(Required action): Copy every entry below, exactly and in full.

[Stored items from a collection]
┄┄┄┄┄┄┄┄┄┄┄┄┄┄┄┄┄┄┄┄

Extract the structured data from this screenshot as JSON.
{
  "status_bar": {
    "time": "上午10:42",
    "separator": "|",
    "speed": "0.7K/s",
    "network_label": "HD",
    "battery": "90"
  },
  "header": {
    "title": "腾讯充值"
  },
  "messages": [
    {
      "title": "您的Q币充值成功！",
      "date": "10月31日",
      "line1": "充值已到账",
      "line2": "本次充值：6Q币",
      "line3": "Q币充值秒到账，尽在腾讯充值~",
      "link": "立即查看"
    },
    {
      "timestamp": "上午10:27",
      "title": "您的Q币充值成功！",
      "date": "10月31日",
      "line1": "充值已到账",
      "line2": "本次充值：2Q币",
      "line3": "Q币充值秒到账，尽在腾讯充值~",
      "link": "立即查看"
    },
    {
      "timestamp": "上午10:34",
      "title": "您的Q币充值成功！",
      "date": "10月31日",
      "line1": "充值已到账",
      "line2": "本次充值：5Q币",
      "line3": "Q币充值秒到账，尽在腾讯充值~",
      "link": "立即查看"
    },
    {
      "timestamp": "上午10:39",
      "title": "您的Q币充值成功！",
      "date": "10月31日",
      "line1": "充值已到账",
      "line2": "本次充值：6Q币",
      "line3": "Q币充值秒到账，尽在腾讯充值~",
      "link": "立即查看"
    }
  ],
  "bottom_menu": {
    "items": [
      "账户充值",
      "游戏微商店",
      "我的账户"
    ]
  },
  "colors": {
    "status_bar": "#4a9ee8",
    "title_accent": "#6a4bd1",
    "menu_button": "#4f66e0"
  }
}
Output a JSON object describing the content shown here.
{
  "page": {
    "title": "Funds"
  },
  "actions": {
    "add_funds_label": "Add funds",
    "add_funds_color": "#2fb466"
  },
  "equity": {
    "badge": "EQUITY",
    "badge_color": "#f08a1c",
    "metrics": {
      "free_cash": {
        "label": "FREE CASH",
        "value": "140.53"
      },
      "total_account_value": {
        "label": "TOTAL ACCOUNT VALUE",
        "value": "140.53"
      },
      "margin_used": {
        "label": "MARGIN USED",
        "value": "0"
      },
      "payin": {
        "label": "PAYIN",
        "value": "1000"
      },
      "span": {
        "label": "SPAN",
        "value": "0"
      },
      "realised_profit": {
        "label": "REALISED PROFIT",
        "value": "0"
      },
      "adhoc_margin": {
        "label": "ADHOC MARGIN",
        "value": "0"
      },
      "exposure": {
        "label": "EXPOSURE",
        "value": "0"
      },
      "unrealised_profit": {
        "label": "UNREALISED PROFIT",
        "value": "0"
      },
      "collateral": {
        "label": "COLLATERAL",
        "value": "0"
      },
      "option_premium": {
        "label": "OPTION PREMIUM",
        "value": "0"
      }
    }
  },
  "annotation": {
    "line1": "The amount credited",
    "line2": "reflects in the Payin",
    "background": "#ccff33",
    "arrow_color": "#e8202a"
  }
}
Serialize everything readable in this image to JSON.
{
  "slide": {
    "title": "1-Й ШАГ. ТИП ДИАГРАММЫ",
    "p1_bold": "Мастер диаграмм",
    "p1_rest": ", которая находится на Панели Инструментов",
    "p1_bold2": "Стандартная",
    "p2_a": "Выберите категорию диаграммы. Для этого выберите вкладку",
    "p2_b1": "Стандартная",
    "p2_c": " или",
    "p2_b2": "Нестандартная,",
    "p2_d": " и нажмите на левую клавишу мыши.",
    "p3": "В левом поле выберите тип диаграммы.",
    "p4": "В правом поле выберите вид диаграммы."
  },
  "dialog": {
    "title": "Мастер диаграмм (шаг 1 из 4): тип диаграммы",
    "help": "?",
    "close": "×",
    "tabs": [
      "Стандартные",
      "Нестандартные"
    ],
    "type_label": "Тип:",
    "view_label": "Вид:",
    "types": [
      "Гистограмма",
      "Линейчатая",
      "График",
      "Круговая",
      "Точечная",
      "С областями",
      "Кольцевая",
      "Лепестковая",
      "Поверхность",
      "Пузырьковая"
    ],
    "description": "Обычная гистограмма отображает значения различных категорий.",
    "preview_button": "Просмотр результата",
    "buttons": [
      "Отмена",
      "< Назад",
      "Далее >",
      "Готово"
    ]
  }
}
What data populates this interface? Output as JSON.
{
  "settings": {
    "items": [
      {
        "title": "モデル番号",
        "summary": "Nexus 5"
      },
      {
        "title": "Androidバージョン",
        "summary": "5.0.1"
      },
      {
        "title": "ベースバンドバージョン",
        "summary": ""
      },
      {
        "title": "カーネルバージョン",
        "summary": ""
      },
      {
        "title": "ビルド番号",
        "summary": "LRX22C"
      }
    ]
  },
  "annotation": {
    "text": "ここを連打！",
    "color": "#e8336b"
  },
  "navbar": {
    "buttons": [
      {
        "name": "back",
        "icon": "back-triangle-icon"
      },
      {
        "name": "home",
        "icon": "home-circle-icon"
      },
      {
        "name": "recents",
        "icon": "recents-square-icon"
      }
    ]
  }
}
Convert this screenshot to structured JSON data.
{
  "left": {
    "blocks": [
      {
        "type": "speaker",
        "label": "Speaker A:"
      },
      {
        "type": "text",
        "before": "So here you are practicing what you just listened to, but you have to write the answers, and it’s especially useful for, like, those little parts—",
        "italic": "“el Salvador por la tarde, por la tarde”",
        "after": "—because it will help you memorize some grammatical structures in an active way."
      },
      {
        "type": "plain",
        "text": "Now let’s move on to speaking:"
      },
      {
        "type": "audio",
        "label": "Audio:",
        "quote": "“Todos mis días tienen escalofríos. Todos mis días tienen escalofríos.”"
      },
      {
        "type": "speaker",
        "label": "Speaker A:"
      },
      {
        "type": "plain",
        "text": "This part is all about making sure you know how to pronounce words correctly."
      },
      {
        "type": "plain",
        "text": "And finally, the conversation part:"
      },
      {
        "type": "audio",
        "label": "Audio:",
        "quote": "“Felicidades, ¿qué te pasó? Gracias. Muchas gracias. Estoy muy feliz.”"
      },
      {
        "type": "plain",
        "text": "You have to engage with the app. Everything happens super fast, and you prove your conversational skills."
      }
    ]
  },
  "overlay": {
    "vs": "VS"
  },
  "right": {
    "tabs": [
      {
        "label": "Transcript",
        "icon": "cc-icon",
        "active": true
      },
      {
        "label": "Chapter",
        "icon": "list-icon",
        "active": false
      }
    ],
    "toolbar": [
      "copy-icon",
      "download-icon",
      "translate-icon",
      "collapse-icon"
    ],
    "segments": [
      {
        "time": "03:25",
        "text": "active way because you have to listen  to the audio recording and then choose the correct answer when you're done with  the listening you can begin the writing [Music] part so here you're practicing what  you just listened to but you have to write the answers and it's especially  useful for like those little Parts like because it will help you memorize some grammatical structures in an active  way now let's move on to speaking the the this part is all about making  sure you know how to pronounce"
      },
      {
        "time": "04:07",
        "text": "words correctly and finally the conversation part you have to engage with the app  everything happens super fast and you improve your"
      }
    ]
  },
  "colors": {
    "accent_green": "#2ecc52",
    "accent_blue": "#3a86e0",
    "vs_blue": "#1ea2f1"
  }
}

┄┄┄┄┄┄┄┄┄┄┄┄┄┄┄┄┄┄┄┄

(Result of this exercise):
Extract the structured data from this screenshot as JSON.
{
  "status_bar": {
    "time": "上午10:42",
    "separator": "|",
    "speed": "0.7K/s",
    "network_label": "HD",
    "battery": "90"
  },
  "header": {
    "title": "腾讯充值"
  },
  "messages": [
    {
      "title": "您的Q币充值成功！",
      "date": "10月31日",
      "line1": "充值已到账",
      "line2": "本次充值：6Q币",
      "line3": "Q币充值秒到账，尽在腾讯充值~",
      "link": "立即查看"
    },
    {
      "timestamp": "上午10:27",
      "title": "您的Q币充值成功！",
      "date": "10月31日",
      "line1": "充值已到账",
      "line2": "本次充值：2Q币",
      "line3": "Q币充值秒到账，尽在腾讯充值~",
      "link": "立即查看"
    },
    {
      "timestamp": "上午10:34",
      "title": "您的Q币充值成功！",
      "date": "10月31日",
      "line1": "充值已到账",
      "line2": "本次充值：5Q币",
      "line3": "Q币充值秒到账，尽在腾讯充值~",
      "link": "立即查看"
    },
    {
      "timestamp": "上午10:39",
      "title": "您的Q币充值成功！",
      "date": "10月31日",
      "line1": "充值已到账",
      "line2": "本次充值：6Q币",
      "line3": "Q币充值秒到账，尽在腾讯充值~",
      "link": "立即查看"
    }
  ],
  "bottom_menu": {
    "items": [
      "账户充值",
      "游戏微商店",
      "我的账户"
    ]
  },
  "colors": {
    "status_bar": "#4a9ee8",
    "title_accent": "#6a4bd1",
    "menu_button": "#4f66e0"
  }
}
Output a JSON object describing the content shown here.
{
  "page": {
    "title": "Funds"
  },
  "actions": {
    "add_funds_label": "Add funds",
    "add_funds_color": "#2fb466"
  },
  "equity": {
    "badge": "EQUITY",
    "badge_color": "#f08a1c",
    "metrics": {
      "free_cash": {
        "label": "FREE CASH",
        "value": "140.53"
      },
      "total_account_value": {
        "label": "TOTAL ACCOUNT VALUE",
        "value": "140.53"
      },
      "margin_used": {
        "label": "MARGIN USED",
        "value": "0"
      },
      "payin": {
        "label": "PAYIN",
        "value": "1000"
      },
      "span": {
        "label": "SPAN",
        "value": "0"
      },
      "realised_profit": {
        "label": "REALISED PROFIT",
        "value": "0"
      },
      "adhoc_margin": {
        "label": "ADHOC MARGIN",
        "value": "0"
      },
      "exposure": {
        "label": "EXPOSURE",
        "value": "0"
      },
      "unrealised_profit": {
        "label": "UNREALISED PROFIT",
        "value": "0"
      },
      "collateral": {
        "label": "COLLATERAL",
        "value": "0"
      },
      "option_premium": {
        "label": "OPTION PREMIUM",
        "value": "0"
      }
    }
  },
  "annotation": {
    "line1": "The amount credited",
    "line2": "reflects in the Payin",
    "background": "#ccff33",
    "arrow_color": "#e8202a"
  }
}
Serialize everything readable in this image to JSON.
{
  "slide": {
    "title": "1-Й ШАГ. ТИП ДИАГРАММЫ",
    "p1_bold": "Мастер диаграмм",
    "p1_rest": ", которая находится на Панели Инструментов",
    "p1_bold2": "Стандартная",
    "p2_a": "Выберите категорию диаграммы. Для этого выберите вкладку",
    "p2_b1": "Стандартная",
    "p2_c": " или",
    "p2_b2": "Нестандартная,",
    "p2_d": " и нажмите на левую клавишу мыши.",
    "p3": "В левом поле выберите тип диаграммы.",
    "p4": "В правом поле выберите вид диаграммы."
  },
  "dialog": {
    "title": "Мастер диаграмм (шаг 1 из 4): тип диаграммы",
    "help": "?",
    "close": "×",
    "tabs": [
      "Стандартные",
      "Нестандартные"
    ],
    "type_label": "Тип:",
    "view_label": "Вид:",
    "types": [
      "Гистограмма",
      "Линейчатая",
      "График",
      "Круговая",
      "Точечная",
      "С областями",
      "Кольцевая",
      "Лепестковая",
      "Поверхность",
      "Пузырьковая"
    ],
    "description": "Обычная гистограмма отображает значения различных категорий.",
    "preview_button": "Просмотр результата",
    "buttons": [
      "Отмена",
      "< Назад",
      "Далее >",
      "Готово"
    ]
  }
}
What data populates this interface? Output as JSON.
{
  "settings": {
    "items": [
      {
        "title": "モデル番号",
        "summary": "Nexus 5"
      },
      {
        "title": "Androidバージョン",
        "summary": "5.0.1"
      },
      {
        "title": "ベースバンドバージョン",
        "summary": ""
      },
      {
        "title": "カーネルバージョン",
        "summary": ""
      },
      {
        "title": "ビルド番号",
        "summary": "LRX22C"
      }
    ]
  },
  "annotation": {
    "text": "ここを連打！",
    "color": "#e8336b"
  },
  "navbar": {
    "buttons": [
      {
        "name": "back",
        "icon": "back-triangle-icon"
      },
      {
        "name": "home",
        "icon": "home-circle-icon"
      },
      {
        "name": "recents",
        "icon": "recents-square-icon"
      }
    ]
  }
}
Convert this screenshot to structured JSON data.
{
  "left": {
    "blocks": [
      {
        "type": "speaker",
        "label": "Speaker A:"
      },
      {
        "type": "text",
        "before": "So here you are practicing what you just listened to, but you have to write the answers, and it’s especially useful for, like, those little parts—",
        "italic": "“el Salvador por la tarde, por la tarde”",
        "after": "—because it will help you memorize some grammatical structures in an active way."
      },
      {
        "type": "plain",
        "text": "Now let’s move on to speaking:"
      },
      {
        "type": "audio",
        "label": "Audio:",
        "quote": "“Todos mis días tienen escalofríos. Todos mis días tienen escalofríos.”"
      },
      {
        "type": "speaker",
        "label": "Speaker A:"
      },
      {
        "type": "plain",
        "text": "This part is all about making sure you know how to pronounce words correctly."
      },
      {
        "type": "plain",
        "text": "And finally, the conversation part:"
      },
      {
        "type": "audio",
        "label": "Audio:",
        "quote": "“Felicidades, ¿qué te pasó? Gracias. Muchas gracias. Estoy muy feliz.”"
      },
      {
        "type": "plain",
        "text": "You have to engage with the app. Everything happens super fast, and you prove your conversational skills."
      }
    ]
  },
  "overlay": {
    "vs": "VS"
  },
  "right": {
    "tabs": [
      {
        "label": "Transcript",
        "icon": "cc-icon",
        "active": true
      },
      {
        "label": "Chapter",
        "icon": "list-icon",
        "active": false
      }
    ],
    "toolbar": [
      "copy-icon",
      "download-icon",
      "translate-icon",
      "collapse-icon"
    ],
    "segments": [
      {
        "time": "03:25",
        "text": "active way because you have to listen  to the audio recording and then choose the correct answer when you're done with  the listening you can begin the writing [Music] part so here you're practicing what  you just listened to but you have to write the answers and it's especially  useful for like those little Parts like because it will help you memorize some grammatical structures in an active  way now let's move on to speaking the the this part is all about making  sure you know how to pronounce"
      },
      {
        "time": "04:07",
        "text": "words correctly and finally the conversation part you have to engage with the app  everything happens super fast and you improve your"
      }
    ]
  },
  "colors": {
    "accent_green": "#2ecc52",
    "accent_blue": "#3a86e0",
    "vs_blue": "#1ea2f1"
  }
}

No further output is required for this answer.